I wish I would have been on the debate team in high school, but even speech class scared the shit out of me, so there was no debate on whether I’d take debate class. Many years later I feel like it would have been the most crucial of any skill to learn—how to research, reason, and present a side to an argument—but most importantly, to understand the other side(s) of an argument so you could be prepared to respond. That is something woefully lacking in today’s political climate. We instead seek out information that only conforms with the way we already think. How boring is that?
As part of my 100 days, I’ve been reading three different conservative websites, so every time I see something I agree with in the NY Times, I go see how it’s presented at Fox News (and the National Review and the American Conservative). It’s incredibly interesting, because an issue can be framed so many different ways.

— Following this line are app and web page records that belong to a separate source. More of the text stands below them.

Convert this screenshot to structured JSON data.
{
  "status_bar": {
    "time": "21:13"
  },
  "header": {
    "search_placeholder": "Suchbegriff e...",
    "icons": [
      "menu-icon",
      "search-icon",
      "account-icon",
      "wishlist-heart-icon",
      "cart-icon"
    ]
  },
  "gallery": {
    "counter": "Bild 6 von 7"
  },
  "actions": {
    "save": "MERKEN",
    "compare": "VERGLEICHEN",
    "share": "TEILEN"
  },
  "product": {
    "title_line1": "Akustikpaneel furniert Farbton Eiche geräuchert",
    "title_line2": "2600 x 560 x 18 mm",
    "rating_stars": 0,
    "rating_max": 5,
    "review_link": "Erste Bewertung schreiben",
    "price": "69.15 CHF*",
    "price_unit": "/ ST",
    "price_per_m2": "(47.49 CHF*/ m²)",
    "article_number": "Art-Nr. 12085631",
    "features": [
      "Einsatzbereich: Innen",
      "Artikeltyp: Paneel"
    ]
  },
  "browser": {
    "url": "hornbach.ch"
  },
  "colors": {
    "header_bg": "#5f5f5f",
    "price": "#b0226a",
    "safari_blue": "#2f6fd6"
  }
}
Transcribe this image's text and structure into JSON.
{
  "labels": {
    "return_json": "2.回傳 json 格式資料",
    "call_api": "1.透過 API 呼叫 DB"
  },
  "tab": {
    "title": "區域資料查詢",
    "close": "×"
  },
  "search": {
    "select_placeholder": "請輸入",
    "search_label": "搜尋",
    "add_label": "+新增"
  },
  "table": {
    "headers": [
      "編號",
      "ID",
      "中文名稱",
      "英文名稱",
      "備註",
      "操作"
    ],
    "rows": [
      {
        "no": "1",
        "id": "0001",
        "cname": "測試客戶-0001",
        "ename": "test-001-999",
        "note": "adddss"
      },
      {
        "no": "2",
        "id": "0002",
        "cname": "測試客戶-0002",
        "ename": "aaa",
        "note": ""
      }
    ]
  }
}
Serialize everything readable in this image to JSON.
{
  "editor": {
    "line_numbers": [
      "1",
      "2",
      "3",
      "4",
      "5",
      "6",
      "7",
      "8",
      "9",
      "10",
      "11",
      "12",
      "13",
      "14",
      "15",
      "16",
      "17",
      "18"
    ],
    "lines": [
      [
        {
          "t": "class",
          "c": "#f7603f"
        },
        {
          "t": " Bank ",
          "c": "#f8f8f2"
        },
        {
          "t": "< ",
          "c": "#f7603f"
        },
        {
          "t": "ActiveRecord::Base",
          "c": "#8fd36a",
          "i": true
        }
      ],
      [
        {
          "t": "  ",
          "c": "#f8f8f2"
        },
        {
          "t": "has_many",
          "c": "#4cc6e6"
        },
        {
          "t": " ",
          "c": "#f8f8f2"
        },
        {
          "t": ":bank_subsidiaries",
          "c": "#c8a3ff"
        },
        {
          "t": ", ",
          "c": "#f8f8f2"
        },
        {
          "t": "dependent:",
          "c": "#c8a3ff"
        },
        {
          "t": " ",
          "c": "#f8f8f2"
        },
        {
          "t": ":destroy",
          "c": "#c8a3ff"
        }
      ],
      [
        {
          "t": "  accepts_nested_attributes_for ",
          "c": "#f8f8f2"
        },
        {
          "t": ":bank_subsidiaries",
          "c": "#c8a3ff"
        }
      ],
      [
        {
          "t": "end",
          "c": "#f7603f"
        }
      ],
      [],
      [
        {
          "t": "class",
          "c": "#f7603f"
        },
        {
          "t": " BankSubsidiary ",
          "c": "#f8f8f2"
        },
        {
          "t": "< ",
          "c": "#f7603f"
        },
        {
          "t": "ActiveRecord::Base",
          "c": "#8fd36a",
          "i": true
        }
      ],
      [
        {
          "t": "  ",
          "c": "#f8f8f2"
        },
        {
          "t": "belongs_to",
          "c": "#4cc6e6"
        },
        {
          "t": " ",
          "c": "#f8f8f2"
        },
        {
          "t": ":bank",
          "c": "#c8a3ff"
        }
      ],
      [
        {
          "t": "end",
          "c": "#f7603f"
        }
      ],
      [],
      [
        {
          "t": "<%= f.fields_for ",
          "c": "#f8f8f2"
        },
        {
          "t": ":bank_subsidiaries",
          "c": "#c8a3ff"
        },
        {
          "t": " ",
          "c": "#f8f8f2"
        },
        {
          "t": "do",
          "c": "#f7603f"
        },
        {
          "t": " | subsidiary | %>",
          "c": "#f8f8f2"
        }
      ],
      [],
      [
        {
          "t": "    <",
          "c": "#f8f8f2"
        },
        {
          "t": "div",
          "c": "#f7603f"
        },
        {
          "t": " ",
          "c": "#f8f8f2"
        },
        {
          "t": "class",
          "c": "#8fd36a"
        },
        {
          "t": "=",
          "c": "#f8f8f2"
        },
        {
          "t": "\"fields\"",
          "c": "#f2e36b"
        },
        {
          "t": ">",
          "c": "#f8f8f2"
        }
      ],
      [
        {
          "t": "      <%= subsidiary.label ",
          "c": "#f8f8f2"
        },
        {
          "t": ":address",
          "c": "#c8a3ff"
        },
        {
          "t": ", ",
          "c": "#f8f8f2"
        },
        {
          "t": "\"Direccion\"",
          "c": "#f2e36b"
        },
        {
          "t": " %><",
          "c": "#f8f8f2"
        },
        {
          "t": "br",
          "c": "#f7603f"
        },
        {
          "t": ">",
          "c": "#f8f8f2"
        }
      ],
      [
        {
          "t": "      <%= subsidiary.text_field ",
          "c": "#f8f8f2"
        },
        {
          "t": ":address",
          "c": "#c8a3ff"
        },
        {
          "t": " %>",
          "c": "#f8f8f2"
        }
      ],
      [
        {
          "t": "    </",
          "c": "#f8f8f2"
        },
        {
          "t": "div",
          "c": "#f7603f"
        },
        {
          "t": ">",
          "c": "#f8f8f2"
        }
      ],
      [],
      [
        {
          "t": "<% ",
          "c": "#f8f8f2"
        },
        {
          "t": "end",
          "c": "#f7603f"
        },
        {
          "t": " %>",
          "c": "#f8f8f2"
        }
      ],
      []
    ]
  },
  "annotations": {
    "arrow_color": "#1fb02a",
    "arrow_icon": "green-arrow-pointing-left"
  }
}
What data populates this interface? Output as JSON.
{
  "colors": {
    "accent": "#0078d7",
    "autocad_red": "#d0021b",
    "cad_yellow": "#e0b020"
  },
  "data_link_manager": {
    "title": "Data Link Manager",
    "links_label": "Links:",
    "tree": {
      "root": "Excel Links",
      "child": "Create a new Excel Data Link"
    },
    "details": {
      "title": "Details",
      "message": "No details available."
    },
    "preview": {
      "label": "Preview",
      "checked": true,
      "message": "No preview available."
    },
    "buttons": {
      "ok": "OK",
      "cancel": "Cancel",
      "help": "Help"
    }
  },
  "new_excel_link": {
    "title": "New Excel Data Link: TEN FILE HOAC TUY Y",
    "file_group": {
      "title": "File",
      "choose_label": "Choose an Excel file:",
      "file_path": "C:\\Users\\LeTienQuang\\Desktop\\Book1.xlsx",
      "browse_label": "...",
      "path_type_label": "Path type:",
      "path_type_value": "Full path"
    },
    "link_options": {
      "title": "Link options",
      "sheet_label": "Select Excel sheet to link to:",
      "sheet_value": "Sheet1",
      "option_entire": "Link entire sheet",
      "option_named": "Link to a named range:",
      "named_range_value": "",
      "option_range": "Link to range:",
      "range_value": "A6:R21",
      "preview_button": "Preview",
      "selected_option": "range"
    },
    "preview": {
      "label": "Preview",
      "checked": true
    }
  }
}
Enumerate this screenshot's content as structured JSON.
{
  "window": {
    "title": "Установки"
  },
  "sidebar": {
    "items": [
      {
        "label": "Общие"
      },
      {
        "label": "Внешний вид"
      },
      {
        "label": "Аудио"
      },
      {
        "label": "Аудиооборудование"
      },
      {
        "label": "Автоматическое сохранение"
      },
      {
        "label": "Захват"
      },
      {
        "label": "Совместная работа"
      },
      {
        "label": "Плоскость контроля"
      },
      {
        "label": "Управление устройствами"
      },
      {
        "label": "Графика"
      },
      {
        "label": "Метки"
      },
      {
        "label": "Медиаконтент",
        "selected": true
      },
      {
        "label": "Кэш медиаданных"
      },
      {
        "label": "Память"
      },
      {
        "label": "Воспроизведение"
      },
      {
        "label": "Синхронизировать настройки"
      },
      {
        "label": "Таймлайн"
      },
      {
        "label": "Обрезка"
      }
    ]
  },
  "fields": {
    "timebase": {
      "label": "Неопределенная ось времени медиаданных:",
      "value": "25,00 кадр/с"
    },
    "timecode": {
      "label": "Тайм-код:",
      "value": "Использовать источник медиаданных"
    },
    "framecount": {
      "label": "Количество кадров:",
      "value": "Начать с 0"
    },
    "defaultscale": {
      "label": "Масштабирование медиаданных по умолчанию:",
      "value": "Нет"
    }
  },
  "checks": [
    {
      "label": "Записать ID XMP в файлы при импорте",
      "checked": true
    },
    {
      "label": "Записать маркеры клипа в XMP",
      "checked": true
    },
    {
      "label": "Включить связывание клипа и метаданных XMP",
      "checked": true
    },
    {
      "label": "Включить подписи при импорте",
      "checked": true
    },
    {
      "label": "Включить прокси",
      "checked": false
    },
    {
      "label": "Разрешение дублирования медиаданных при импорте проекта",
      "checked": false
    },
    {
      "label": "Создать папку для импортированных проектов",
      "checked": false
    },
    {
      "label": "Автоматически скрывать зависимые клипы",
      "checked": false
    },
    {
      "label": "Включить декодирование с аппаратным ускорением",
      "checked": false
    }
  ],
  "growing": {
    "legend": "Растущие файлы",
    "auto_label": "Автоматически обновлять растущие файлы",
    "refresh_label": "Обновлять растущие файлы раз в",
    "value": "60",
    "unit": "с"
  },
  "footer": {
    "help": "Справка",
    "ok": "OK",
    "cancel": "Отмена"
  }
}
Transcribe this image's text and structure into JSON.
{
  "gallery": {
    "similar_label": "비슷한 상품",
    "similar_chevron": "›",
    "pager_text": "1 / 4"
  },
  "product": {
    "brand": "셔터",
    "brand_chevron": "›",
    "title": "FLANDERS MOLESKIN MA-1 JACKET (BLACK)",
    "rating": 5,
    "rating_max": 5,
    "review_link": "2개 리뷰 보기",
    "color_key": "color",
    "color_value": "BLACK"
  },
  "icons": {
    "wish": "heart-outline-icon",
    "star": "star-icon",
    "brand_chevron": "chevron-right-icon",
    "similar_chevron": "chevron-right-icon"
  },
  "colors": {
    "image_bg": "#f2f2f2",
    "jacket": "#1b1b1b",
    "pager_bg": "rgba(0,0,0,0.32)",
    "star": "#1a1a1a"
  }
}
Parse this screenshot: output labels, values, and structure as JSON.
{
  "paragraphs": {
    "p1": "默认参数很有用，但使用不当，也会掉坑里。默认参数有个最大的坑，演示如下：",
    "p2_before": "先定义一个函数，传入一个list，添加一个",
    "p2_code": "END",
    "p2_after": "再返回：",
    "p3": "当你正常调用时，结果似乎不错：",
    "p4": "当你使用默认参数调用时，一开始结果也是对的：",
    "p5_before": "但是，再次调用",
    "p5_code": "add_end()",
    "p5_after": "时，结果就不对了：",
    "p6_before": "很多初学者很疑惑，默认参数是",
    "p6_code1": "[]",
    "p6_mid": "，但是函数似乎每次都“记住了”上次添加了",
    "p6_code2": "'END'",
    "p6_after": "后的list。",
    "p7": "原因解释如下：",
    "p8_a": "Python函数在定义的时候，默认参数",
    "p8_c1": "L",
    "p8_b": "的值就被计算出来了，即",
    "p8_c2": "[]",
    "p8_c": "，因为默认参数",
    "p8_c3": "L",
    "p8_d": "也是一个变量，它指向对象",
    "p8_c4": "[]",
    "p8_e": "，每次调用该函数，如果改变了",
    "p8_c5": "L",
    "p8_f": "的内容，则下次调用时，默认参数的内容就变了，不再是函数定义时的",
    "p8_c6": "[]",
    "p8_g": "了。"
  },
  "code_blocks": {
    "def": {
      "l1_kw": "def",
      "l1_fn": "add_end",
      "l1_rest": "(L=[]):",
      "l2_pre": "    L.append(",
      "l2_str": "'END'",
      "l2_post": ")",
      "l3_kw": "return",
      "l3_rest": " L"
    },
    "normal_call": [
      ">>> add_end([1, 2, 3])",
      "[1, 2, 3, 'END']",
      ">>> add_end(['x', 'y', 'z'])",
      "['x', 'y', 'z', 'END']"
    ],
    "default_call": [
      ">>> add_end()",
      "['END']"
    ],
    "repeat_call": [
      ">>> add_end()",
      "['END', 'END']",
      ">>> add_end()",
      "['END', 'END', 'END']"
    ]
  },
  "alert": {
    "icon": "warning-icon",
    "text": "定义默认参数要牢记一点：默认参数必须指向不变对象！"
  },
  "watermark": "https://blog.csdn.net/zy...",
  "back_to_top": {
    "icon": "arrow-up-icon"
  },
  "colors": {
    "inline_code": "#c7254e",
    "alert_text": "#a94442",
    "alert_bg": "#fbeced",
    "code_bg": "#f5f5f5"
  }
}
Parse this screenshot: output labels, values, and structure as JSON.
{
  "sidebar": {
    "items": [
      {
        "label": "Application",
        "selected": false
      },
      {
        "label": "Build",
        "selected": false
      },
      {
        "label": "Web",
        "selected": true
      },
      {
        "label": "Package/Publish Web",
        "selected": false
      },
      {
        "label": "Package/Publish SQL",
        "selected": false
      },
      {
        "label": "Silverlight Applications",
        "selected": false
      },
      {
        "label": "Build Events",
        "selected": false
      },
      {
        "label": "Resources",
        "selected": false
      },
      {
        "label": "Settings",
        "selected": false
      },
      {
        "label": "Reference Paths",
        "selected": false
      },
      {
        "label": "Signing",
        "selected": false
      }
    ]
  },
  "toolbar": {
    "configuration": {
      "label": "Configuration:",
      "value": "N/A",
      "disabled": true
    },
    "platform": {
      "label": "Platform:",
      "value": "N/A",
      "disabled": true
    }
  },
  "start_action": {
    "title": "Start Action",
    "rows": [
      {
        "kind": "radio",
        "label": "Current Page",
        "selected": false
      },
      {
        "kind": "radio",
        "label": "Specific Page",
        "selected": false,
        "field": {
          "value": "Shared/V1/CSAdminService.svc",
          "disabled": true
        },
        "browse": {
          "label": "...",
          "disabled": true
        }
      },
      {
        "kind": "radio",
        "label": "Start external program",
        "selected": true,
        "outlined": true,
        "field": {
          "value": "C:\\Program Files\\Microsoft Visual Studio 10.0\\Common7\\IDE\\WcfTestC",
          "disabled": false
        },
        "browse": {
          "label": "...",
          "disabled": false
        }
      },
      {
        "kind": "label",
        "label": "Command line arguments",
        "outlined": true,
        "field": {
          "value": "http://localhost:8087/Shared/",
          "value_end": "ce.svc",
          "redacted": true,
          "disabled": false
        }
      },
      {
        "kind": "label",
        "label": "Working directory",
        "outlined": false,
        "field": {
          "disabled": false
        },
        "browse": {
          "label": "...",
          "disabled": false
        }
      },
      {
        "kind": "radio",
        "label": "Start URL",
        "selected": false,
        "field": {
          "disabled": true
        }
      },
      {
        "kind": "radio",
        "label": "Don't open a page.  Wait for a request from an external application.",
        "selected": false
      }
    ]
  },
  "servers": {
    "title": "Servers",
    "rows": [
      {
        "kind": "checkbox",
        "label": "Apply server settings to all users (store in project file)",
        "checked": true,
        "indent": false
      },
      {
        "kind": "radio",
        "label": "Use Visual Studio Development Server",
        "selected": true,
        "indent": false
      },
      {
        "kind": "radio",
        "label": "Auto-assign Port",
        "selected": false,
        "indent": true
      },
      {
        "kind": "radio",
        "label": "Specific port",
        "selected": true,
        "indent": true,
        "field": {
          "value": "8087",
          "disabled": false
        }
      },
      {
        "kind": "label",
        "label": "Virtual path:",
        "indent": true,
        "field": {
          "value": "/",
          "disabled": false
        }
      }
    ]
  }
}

But if an organization has an agenda, they’re not going to give you all the facts—that’s why you really need to read from all sides of an issue and check the facts, because maybe you’re the one who is wrong.
As the fantastic and deeply insightful writer Maria Popova says at her Brain Pickings blog,
“Personal growth means transcending our smaller selves as we reach for a more dimensional, intelligent, and enlightened understanding of the world, and on the other hand, the excruciating growing pains of evolving or completely abandoning our former, more inferior beliefs as we integrate new knowledge and insight into our comprehension of how life works. Aka, try not to get overly attached to a hypothesis just because it’s yours.”
Anyway, this last election was incredibly divisive. It literally tore families apart, like at no other time in electoral history. I read a story the other day all about real-life examples of this, about relationships ending and grown kids not talking to their parents anymore—because of politics. I get this, because I’m a liberal in a family of conservatives, but I’m working hard against it.
I’ve also been studying how to argue, and I came across this brilliant method (again at Brain Pickings) from 17th century philosopher Blaise Pascal, who suggests that before disagreeing with someone, first point out the ways in which they’re right. I actually tried this with my brother recently and it didn’t work, but we were just texting. I’ll bet it’s more effective in person.
The method also describes persuasion not as a factor of control but as something predicated on empathy—on insight into the context and concerns of the other person’s mind.
I think we need more of this approach from everyone. Because as 538 says,
"Republicans and Democrats have never particularly liked each other, but survey data going back to the 1970s show that on average, their mutual dislike used to be surprisingly mild. Negative feelings have grown steadily stronger, however, particularly since the early 2000s. Political scientists call this process “affective partisan polarization,” and it is a very serious problem for any democracy."
In my opinion, we all need to believe a little less in what we believe and explore a little more about what we don’t, and try not to feel like we need to “win” an argument or be on the winning team. It’s not a competition to see that democracy continues, because if one side loses that game, all sides lose.
Today I donated to Brain Pickings.